  • Catherine Martin APDG, Designer Stage and Screen and Academy Award winner
    Charles Davis, Designer and guest design lecturer
  • Charlotte Mungomery, Designer
  • Christopher Baldwin, MFA Design student
  • David Fleischer, Designer and guest design lecturer
  • Deborah Riley APDG, Award-winning screen production designer
  • Dr Amanda Morris the Executive Director for NIDA’s Conservatoire
  • Dr Julie Lynch APDG, Director, Centre for Design Practices, NIDA
  • Dr Peter Cooke AM, former Head of Design, NIDA, current Professor and Head of School of Drama, Carnegie Mellon University
  • Dr Suzanne Osmond, Senior Lecturer and Course Leader, Graduate Studies, NIDA
  • Dale Ferguson, Designer and Tony Award nominee
  • Dane Laffrey, Designer NYC
  • Eamon D’Arcy, Set, commercial and event designer
  • Edie Kurzer, award-winning costume designer
    Elizabeth Gadsby, designer and Sydney Theatre Company resident designer
  • Fiona Crombie, BAFTA award-winning and Oscar nominated screen production designer
  • Fiona Donovan APDG, screen designer and APDG Vice President
  • Gabrielle Rowe, MFA Design student
  • Jake Nash, Designer
  • Jenny Bott AO, Executive Chair of the NIDA Board
  • Jeremy Allen, Designer and design lecturer
  • Jim Sharman, Director and Artistic Director
  • Justin Nardella, Designer
  • Kim Carpenter AM, APDG, Australian theatre director, designer and Artistic Director of Theatre of Image
  • Michael Hankin, Designer and Guest Lecturer
  • Michael Agosta, Designer
  • Nick Dare, Designer and guest lecturer
  • Peter England, Designer and guest lecturer
  • Pip Runciman APDG, Designer
  • Sabina Myers, Designer and guest lecturer
  • Stephen Curtis APDG, Senior Lecturer, NIDA
  • Simone Romaniuk, Designer
  • Tess Schofield APDG, Costume designer

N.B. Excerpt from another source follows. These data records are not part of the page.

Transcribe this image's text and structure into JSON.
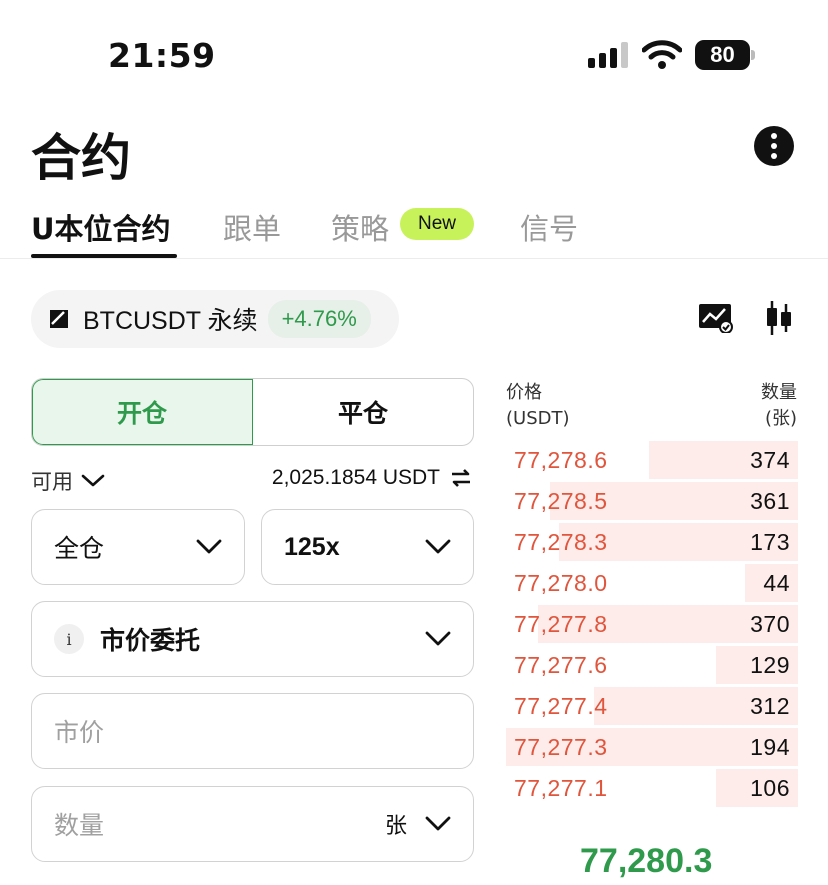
{
  "status": {
    "time": "21:59",
    "battery": "80"
  },
  "header": {
    "title": "合约"
  },
  "tabs": [
    {
      "label": "U本位合约"
    },
    {
      "label": "跟单"
    },
    {
      "label": "策略"
    },
    {
      "label": "信号"
    }
  ],
  "new_badge": "New",
  "symbol": {
    "name": "BTCUSDT 永续",
    "change": "+4.76%"
  },
  "toggle": {
    "open": "开仓",
    "close": "平仓"
  },
  "available": {
    "label": "可用",
    "value": "2,025.1854 USDT"
  },
  "margin_mode": "全仓",
  "leverage": "125x",
  "order_type": {
    "info": "i",
    "label": "市价委托"
  },
  "price_field": {
    "placeholder": "市价"
  },
  "qty_field": {
    "placeholder": "数量",
    "unit": "张"
  },
  "orderbook": {
    "price_header": "价格",
    "price_unit": "(USDT)",
    "qty_header": "数量",
    "qty_unit": "(张)",
    "asks": [
      {
        "price": "77,278.6",
        "qty": "374",
        "depth": 0.51
      },
      {
        "price": "77,278.5",
        "qty": "361",
        "depth": 0.85
      },
      {
        "price": "77,278.3",
        "qty": "173",
        "depth": 0.82
      },
      {
        "price": "77,278.0",
        "qty": "44",
        "depth": 0.18
      },
      {
        "price": "77,277.8",
        "qty": "370",
        "depth": 0.89
      },
      {
        "price": "77,277.6",
        "qty": "129",
        "depth": 0.28
      },
      {
        "price": "77,277.4",
        "qty": "312",
        "depth": 0.7
      },
      {
        "price": "77,277.3",
        "qty": "194",
        "depth": 1.0
      },
      {
        "price": "77,277.1",
        "qty": "106",
        "depth": 0.28
      }
    ],
    "last_price": "77,280.3"
  },
  "colors": {
    "green": "#2f9a4b",
    "red": "#e0553c",
    "badge": "#c8f25a"
  }
}
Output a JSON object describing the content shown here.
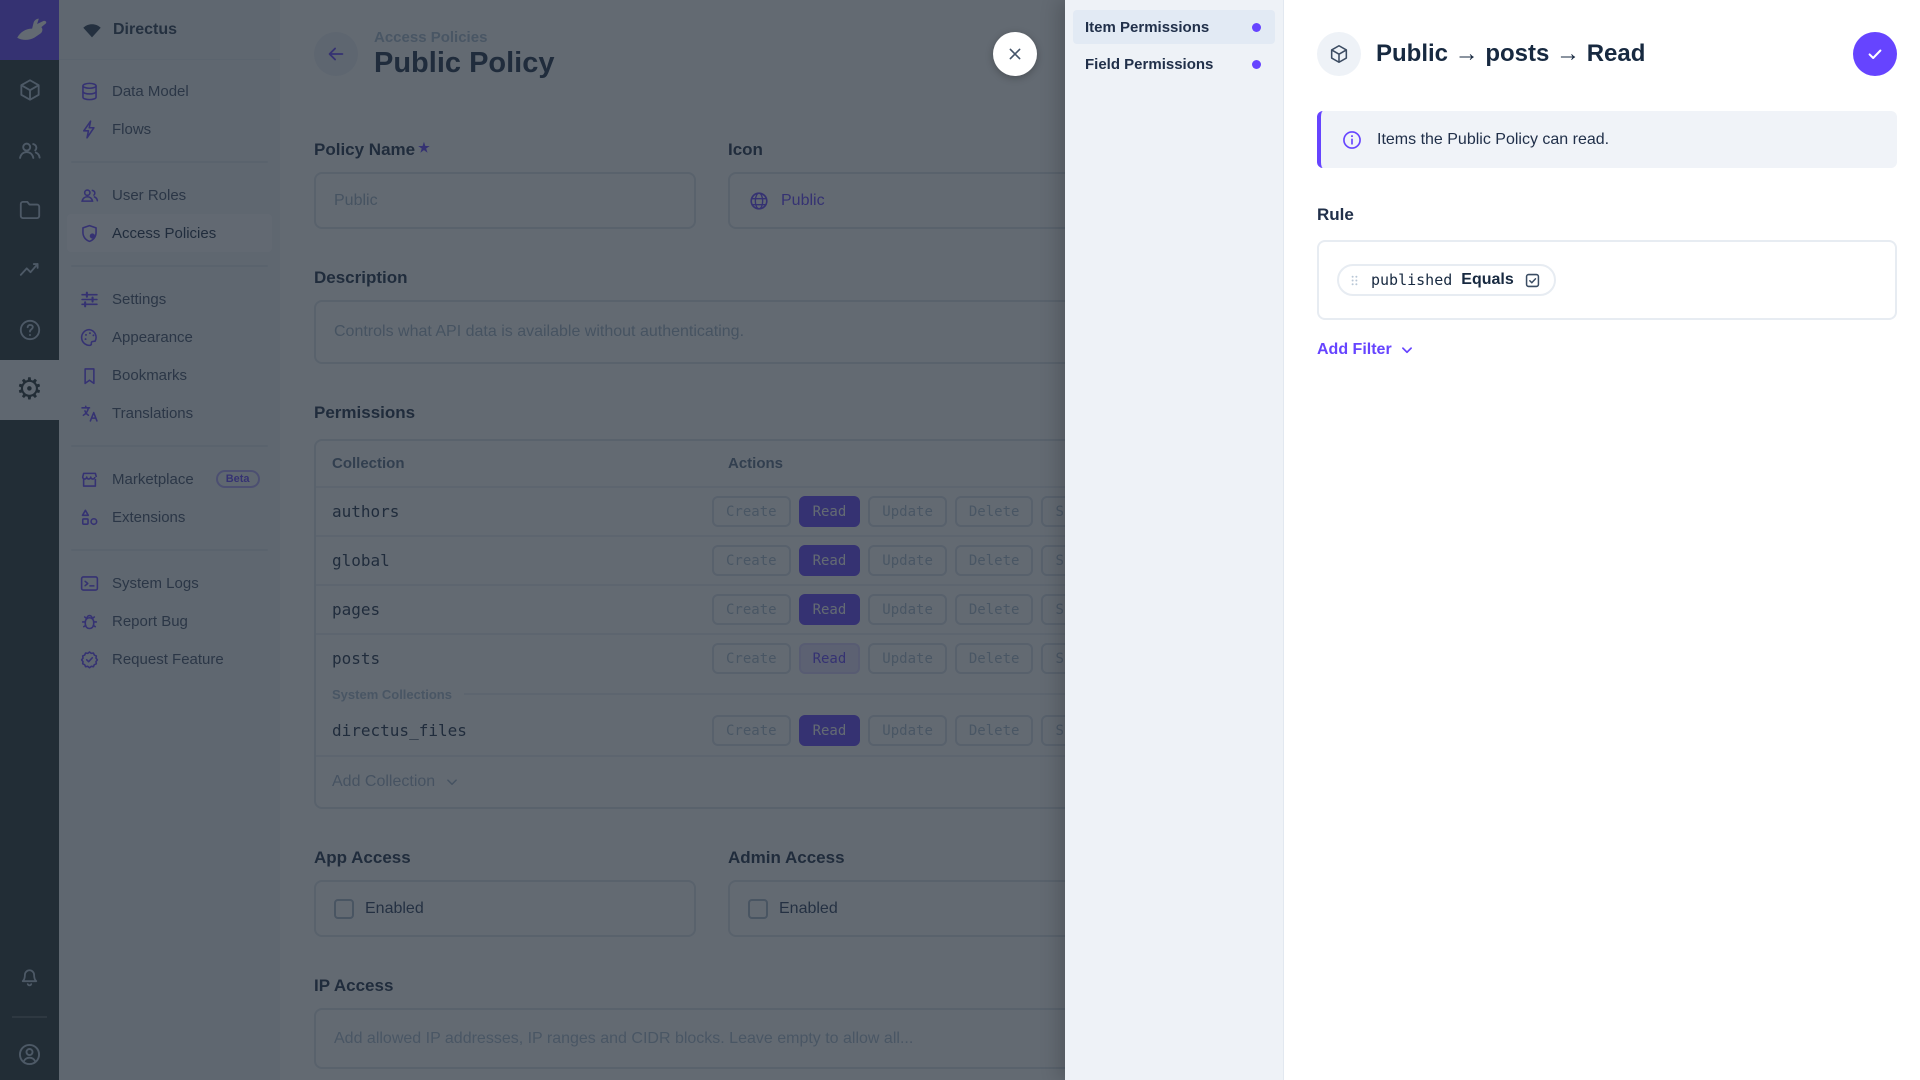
{
  "app": {
    "project_name": "Directus"
  },
  "module_bar": {
    "modules": [
      "content",
      "user-directory",
      "file-library",
      "insights",
      "documentation",
      "settings"
    ],
    "active_module": "settings",
    "bottom": [
      "notifications",
      "account"
    ]
  },
  "sidebar": {
    "items": [
      {
        "label": "Data Model",
        "icon": "database-icon"
      },
      {
        "label": "Flows",
        "icon": "bolt-icon"
      },
      {
        "label": "User Roles",
        "icon": "people-icon"
      },
      {
        "label": "Access Policies",
        "icon": "shield-lock-icon",
        "active": true
      },
      {
        "label": "Settings",
        "icon": "tune-icon"
      },
      {
        "label": "Appearance",
        "icon": "palette-icon"
      },
      {
        "label": "Bookmarks",
        "icon": "bookmark-icon"
      },
      {
        "label": "Translations",
        "icon": "translate-icon"
      },
      {
        "label": "Marketplace",
        "icon": "storefront-icon",
        "badge": "Beta"
      },
      {
        "label": "Extensions",
        "icon": "shapes-icon"
      },
      {
        "label": "System Logs",
        "icon": "terminal-icon"
      },
      {
        "label": "Report Bug",
        "icon": "bug-icon"
      },
      {
        "label": "Request Feature",
        "icon": "badge-check-icon"
      }
    ]
  },
  "page": {
    "breadcrumb": "Access Policies",
    "title": "Public Policy",
    "fields": {
      "policy_name": {
        "label": "Policy Name",
        "required": true,
        "value": "Public"
      },
      "icon": {
        "label": "Icon",
        "value": "Public",
        "icon": "globe-icon"
      },
      "description": {
        "label": "Description",
        "value": "Controls what API data is available without authenticating."
      },
      "app_access": {
        "label": "App Access",
        "checkbox_label": "Enabled",
        "checked": false
      },
      "admin_access": {
        "label": "Admin Access",
        "checkbox_label": "Enabled",
        "checked": false
      },
      "ip_access": {
        "label": "IP Access",
        "placeholder": "Add allowed IP addresses, IP ranges and CIDR blocks. Leave empty to allow all..."
      }
    },
    "permissions": {
      "label": "Permissions",
      "columns": {
        "collection": "Collection",
        "actions": "Actions"
      },
      "actions": [
        "Create",
        "Read",
        "Update",
        "Delete",
        "Share"
      ],
      "system_divider": "System Collections",
      "add_collection": "Add Collection",
      "rows": [
        {
          "collection": "authors",
          "active_action": "Read",
          "active_style": "solid"
        },
        {
          "collection": "global",
          "active_action": "Read",
          "active_style": "solid"
        },
        {
          "collection": "pages",
          "active_action": "Read",
          "active_style": "solid"
        },
        {
          "collection": "posts",
          "active_action": "Read",
          "active_style": "tint"
        },
        {
          "collection": "directus_files",
          "active_action": "Read",
          "active_style": "solid",
          "system": true
        }
      ]
    }
  },
  "drawer": {
    "nav": [
      {
        "label": "Item Permissions",
        "active": true
      },
      {
        "label": "Field Permissions",
        "active": false
      }
    ],
    "title": "Public → posts → Read",
    "notice": "Items the Public Policy can read.",
    "rule": {
      "label": "Rule",
      "field": "published",
      "operator": "Equals",
      "value_checked": true
    },
    "add_filter": "Add Filter"
  },
  "colors": {
    "primary": "#6644ff",
    "module_bar": "#263238",
    "sidebar_bg": "#f0f4f9"
  }
}
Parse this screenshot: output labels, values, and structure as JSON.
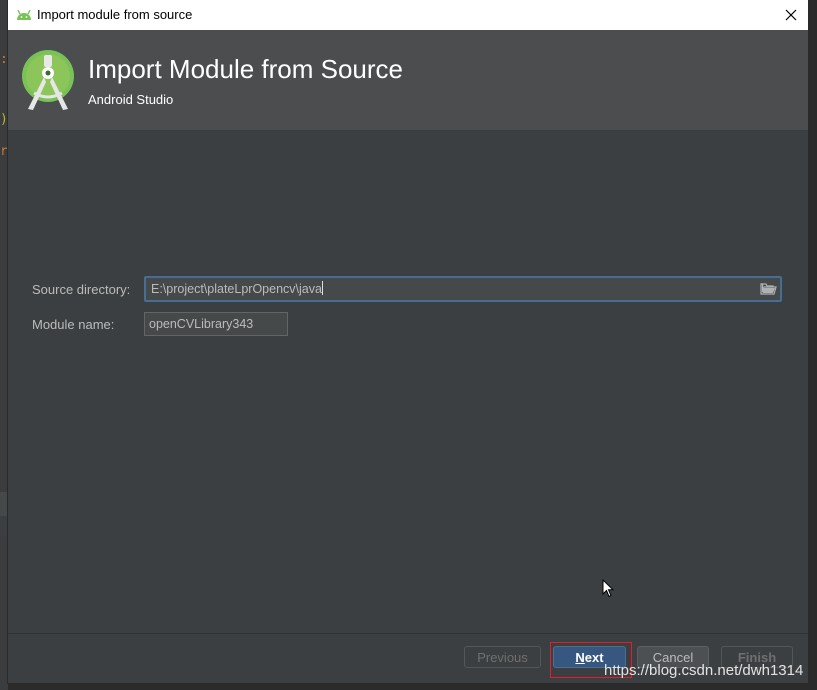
{
  "window": {
    "title": "Import module from source",
    "close_icon": "close-icon",
    "app_icon": "android-icon"
  },
  "header": {
    "title": "Import Module from Source",
    "subtitle": "Android Studio",
    "logo_icon": "android-studio-logo-icon"
  },
  "form": {
    "source_directory": {
      "label": "Source directory:",
      "value": "E:\\project\\plateLprOpencv\\java",
      "browse_icon": "folder-icon"
    },
    "module_name": {
      "label": "Module name:",
      "value": "openCVLibrary343"
    }
  },
  "buttons": {
    "previous": "Previous",
    "next_mnemonic": "N",
    "next_rest": "ext",
    "cancel": "Cancel",
    "finish": "Finish"
  },
  "watermark": "https://blog.csdn.net/dwh1314",
  "colors": {
    "dialog_bg": "#3c3f41",
    "header_bg": "#4b4d4f",
    "next_button": "#365880",
    "focus_border": "#466d94",
    "highlight_box": "#e0202a",
    "android_green": "#78c257"
  }
}
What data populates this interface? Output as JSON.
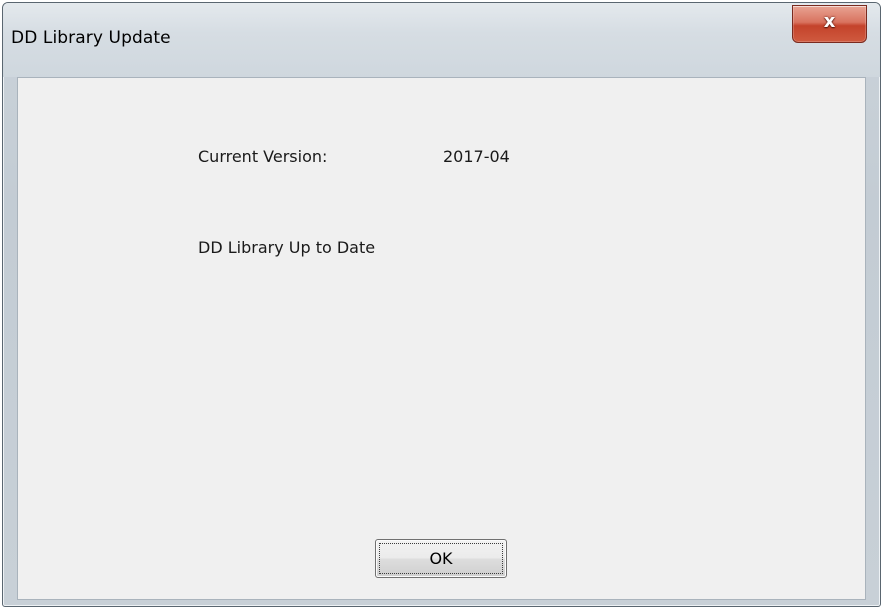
{
  "window": {
    "title": "DD Library Update",
    "close_icon": "close-icon",
    "close_glyph": "x"
  },
  "content": {
    "current_version_label": "Current Version:",
    "current_version_value": "2017-04",
    "status_message": "DD Library Up to Date"
  },
  "buttons": {
    "ok_label": "OK"
  },
  "colors": {
    "client_background": "#f0f0f0",
    "close_button": "#c4432b",
    "frame": "#c9d1d8"
  }
}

  • Tim Ferrier APDG, Screen production designer
  • Tobhiyah Stone Feller, Designer and Lecturer Design
  • Xanthe Heubel, Designer and guest lecturer